Maura Healey won the race for Massachusetts governor and will be the first woman elected to the state’s highest office. Healey, a Democrat who currently serves as the state’s attorney general, defeated Republican candidate Geoff Diehl just hours after polls closed on Election Day.
“I’ll work with anyone who’s up for making a difference in this state,” she said to supporters at her victory party. “I want you to know I understand what you feel. I understand where you are, and I’m going to do everything in my power to help you because we’re all in this together.”
Healey was a favorite to win throughout the campaign, with most polls showing a sizable lead over her opponent. In a recent Boston.com quiz to help readers decide which candidate to vote for, 57% of the 5,419 respondents aligned more strongly with Healey’s policies.

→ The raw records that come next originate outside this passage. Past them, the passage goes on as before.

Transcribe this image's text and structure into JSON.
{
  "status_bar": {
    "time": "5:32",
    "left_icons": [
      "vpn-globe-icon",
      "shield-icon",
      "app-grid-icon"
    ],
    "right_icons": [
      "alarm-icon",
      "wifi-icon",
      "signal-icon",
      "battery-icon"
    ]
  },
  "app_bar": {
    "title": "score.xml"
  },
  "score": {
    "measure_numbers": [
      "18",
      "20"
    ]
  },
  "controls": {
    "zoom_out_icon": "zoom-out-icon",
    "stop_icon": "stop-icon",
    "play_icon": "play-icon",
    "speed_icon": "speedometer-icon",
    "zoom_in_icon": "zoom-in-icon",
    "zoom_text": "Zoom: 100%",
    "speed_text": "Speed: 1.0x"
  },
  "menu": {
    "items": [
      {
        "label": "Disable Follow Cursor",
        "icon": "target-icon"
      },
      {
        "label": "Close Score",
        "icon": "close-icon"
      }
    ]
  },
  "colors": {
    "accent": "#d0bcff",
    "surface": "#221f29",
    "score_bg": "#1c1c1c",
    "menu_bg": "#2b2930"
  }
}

The results of the quiz found that parts of Healey’s progressive agenda are popular among Boston.com readers. The governor-elect has promised to take on an aggressive climate agenda, including a goal to get Massachusetts to 100% clean energy by 2030. The majority, or 59%, of Boston.com readers who took our quiz said the state should pursue that goal. Readers also voted more favorably toward Healey’s stance on abortion access and her support for local rent stabilization policies.
Her plan to fix the MBTA, however, was not as popular with readers. In a recent statement to Boston.com, Healey said the next governor should take advantage of federal funds to address the agency’s problems with safety and reliability. Just 22% of readers chose this plan over Diehl’s proposal to expand the fiscal control board to include safety issues and renegotiate contracts with partners who are providing poor materials.
“There are billions in federal infrastructure funding available to the states, and I will convene a task force whose sole focus will be to compete with other states and pursue the greatest amount of federal funding possible,” Healey said.
Improving the MBTA will undoubtedly be high on Healey’s priority list as she takes office, but Massachusetts residents are also looking to her on issues like the economy, housing affordability, public safety, education, and more.
Now that Healey has won the election, we want to know what you think her top priorities as governor should be. Is there any issue you think should take precedence over others? What are the topics you don’t think got enough attention on the campaign trail?
Let us know what you want to see from this new administration by filling out the survey below or e-mailing us at [email protected] and we may feature your response in a future article or on Boston.com social media channels.